There had been sporadic attempts to kill Rand before, but no less than four figures of the Shadow – Taim, Dashiva, Demandred and even Moridin to a degree – tried to kill Rand at about this time. What had them feeling so murderous?
Well it had finally been brought to their notice that Rand intended to cleanse saidin and, as Moridin also learned, had the means to do it. Dashiva and/or the Black Asha’man reported Rand’s desire to remove the taint after Rand told them during the campaign in Illian and Altara. There might have been Darkfriends or agents among the servants, too. A little investigation by Moridin uncovered Cyndane’s knowledge that Rand had the access keys to the Choedan Kal.
Obviously the taint could not be removed if Rand were dead.
As this quote shows:

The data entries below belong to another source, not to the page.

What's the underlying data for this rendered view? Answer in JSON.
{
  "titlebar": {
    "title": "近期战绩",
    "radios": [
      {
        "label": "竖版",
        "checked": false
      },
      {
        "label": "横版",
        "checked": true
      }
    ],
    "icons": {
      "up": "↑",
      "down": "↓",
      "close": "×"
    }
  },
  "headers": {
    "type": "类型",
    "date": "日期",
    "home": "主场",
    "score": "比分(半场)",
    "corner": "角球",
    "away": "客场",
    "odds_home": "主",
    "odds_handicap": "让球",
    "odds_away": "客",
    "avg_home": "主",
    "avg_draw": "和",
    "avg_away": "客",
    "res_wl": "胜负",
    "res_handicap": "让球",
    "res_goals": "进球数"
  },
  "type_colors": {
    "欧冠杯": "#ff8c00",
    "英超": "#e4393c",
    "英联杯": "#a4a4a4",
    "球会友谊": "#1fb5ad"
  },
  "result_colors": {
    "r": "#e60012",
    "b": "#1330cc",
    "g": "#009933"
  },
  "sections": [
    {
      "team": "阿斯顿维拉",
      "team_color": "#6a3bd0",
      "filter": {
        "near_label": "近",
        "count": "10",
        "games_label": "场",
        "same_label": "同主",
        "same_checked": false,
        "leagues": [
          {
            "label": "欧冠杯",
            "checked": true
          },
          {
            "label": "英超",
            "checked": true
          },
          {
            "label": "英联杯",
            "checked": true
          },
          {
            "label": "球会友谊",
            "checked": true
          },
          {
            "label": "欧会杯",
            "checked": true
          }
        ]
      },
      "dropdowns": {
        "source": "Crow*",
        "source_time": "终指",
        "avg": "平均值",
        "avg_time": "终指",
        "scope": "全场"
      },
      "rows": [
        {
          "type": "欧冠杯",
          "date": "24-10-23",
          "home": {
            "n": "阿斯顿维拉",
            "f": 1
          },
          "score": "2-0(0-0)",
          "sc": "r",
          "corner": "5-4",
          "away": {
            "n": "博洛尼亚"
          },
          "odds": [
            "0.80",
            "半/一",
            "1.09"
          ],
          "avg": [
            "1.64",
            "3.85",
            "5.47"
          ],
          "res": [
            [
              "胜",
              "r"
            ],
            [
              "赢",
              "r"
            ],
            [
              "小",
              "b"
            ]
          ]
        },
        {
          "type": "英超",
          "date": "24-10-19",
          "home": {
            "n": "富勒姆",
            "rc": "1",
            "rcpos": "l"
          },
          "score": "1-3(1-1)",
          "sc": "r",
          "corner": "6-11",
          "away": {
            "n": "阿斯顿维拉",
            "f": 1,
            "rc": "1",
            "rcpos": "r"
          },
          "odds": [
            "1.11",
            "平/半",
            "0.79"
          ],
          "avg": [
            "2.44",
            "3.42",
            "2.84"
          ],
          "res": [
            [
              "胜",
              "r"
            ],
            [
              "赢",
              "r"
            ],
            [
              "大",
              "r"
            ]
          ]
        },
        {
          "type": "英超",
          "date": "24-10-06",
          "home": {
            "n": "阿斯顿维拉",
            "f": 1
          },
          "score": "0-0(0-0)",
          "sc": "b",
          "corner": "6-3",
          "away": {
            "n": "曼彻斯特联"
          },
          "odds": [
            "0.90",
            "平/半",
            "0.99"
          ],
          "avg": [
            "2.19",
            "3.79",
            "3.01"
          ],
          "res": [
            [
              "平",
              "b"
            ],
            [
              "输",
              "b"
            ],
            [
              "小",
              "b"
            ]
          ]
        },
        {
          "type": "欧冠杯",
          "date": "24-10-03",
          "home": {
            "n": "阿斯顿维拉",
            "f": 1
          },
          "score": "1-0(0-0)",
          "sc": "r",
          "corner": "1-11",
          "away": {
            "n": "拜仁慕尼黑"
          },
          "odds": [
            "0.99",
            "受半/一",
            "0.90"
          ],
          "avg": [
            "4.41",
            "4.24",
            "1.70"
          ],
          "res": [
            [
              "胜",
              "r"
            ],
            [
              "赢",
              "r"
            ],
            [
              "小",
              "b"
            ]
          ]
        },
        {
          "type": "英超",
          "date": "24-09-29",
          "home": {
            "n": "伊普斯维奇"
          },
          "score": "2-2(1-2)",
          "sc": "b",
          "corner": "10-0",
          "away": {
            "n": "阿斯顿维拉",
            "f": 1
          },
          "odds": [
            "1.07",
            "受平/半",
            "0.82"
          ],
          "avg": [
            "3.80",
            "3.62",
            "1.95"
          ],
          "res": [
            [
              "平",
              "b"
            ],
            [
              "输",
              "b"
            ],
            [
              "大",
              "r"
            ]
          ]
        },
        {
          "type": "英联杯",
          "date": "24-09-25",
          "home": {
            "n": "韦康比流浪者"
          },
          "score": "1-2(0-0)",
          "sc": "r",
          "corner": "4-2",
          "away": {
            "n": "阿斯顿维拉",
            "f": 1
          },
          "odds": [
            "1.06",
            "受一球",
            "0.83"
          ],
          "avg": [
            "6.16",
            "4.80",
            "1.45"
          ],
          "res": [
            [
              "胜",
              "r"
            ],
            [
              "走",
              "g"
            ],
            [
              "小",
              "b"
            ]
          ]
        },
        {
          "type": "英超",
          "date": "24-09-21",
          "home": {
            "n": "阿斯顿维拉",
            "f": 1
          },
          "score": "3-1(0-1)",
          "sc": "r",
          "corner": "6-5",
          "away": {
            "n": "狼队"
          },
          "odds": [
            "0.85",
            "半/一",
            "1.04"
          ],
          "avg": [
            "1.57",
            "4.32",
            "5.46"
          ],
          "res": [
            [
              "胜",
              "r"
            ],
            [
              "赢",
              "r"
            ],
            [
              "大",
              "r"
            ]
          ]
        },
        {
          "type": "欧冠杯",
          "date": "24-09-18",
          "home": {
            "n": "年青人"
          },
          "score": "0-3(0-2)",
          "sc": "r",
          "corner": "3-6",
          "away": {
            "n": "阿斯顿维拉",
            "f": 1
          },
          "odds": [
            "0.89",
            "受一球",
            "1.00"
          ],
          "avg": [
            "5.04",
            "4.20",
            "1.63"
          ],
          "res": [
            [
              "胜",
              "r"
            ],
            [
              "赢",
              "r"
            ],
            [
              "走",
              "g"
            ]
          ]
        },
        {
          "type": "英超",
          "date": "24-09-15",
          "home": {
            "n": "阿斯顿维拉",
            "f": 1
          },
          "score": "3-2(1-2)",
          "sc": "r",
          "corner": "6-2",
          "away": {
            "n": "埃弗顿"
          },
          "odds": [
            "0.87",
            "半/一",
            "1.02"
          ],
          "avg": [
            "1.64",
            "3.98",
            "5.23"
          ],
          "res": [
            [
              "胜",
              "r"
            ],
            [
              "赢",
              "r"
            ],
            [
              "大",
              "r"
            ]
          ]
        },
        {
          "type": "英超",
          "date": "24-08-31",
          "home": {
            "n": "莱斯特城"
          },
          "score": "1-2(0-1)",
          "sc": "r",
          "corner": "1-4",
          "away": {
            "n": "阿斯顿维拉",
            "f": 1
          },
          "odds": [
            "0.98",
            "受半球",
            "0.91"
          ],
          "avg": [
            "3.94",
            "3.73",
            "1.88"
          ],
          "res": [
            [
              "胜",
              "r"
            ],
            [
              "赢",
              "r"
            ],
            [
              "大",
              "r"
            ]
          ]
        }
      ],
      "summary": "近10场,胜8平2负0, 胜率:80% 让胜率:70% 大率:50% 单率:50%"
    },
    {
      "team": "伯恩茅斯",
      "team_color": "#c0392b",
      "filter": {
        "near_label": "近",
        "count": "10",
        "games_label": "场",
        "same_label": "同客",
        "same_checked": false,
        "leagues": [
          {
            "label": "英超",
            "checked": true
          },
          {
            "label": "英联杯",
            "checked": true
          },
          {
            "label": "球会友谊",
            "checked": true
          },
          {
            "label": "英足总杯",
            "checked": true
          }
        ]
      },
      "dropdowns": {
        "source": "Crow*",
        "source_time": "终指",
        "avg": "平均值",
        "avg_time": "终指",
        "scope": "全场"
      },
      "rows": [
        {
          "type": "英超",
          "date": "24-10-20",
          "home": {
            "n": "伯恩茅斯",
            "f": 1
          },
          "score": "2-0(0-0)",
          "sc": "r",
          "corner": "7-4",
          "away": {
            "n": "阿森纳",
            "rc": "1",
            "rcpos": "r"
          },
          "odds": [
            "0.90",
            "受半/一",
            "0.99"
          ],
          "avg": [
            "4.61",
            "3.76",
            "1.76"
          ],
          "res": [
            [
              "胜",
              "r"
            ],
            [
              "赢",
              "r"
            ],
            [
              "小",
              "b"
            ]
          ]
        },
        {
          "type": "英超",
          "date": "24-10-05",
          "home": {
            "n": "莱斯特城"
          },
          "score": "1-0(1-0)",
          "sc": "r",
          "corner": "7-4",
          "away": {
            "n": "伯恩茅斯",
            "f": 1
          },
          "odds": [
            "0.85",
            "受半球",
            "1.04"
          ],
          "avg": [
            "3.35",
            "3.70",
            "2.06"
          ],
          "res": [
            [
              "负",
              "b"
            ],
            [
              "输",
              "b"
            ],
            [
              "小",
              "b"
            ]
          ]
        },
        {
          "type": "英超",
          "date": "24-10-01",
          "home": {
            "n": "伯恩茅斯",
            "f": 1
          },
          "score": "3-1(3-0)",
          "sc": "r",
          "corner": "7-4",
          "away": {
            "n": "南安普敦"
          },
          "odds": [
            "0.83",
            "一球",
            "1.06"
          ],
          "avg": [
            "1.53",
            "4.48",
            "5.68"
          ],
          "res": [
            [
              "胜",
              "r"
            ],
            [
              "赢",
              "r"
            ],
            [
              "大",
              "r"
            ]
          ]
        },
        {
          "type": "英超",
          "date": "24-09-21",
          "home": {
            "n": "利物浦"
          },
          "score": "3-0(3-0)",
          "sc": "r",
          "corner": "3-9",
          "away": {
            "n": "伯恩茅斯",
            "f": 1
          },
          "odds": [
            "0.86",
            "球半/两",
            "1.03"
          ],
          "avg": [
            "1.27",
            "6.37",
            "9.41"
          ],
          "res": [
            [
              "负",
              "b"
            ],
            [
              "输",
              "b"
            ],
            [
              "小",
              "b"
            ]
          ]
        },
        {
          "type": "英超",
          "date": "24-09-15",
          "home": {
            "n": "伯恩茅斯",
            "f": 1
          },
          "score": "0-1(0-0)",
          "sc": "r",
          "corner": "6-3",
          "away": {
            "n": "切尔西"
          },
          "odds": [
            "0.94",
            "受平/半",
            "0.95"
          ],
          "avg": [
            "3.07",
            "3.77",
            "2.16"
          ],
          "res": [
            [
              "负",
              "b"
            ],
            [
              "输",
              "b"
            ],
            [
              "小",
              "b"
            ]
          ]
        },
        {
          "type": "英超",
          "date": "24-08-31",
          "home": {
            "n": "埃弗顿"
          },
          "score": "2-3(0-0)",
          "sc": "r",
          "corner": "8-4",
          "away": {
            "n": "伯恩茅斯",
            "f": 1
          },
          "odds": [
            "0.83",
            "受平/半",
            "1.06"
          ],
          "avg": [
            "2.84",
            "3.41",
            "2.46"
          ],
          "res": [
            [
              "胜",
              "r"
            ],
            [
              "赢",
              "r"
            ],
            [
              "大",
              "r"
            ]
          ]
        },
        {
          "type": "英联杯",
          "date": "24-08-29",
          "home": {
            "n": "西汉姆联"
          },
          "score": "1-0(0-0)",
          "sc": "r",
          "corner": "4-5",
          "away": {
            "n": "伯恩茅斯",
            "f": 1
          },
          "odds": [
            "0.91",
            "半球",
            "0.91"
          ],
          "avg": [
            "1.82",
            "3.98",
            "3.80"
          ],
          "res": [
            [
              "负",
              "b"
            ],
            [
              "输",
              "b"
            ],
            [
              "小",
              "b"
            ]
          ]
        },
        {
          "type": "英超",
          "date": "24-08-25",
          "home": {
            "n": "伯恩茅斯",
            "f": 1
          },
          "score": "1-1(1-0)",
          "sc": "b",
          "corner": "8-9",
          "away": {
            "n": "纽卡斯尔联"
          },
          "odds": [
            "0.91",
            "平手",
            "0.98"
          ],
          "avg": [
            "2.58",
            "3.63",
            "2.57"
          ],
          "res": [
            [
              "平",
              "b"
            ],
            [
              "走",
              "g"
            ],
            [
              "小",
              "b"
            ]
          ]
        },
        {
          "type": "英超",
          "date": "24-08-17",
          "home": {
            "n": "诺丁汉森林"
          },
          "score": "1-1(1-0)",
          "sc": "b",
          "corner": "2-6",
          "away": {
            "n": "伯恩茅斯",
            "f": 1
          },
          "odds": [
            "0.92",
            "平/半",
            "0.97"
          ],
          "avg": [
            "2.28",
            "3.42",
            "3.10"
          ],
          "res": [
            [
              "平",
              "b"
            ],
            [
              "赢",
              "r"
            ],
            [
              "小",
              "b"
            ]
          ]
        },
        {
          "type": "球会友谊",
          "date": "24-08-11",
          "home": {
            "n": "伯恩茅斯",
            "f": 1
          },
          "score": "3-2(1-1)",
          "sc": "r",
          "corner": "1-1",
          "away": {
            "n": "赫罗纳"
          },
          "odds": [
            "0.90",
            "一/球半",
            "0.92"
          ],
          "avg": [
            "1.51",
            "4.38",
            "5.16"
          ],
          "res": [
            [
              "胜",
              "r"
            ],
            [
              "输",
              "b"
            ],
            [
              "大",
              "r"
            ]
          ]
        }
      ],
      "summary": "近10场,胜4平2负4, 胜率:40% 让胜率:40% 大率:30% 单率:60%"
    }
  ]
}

And later still, Moridin had said, "Kill him if you must, but above all, bring everything in his possession to me. That will redeem your previous transgressions." The man said he was one of the Chosen, and no one was mad enough to make that claim unless it was true, yet he seemed to think al'Thor's belongings more important than his death, the killing incidental and not really necessary.Moridin realised that if he took the access keys from Rand that alone would prevent the cleansing and he would not have to alter his plans. Plus, of course, holding the keys, Moridin would have an extreme advantage over the other Forsaken, and remove the threat of any of them ‘getting above themselves’. Rand’s death is not really desired by Moridin – not until the planned moment.
- Winter’s Heart, Out of Thin Air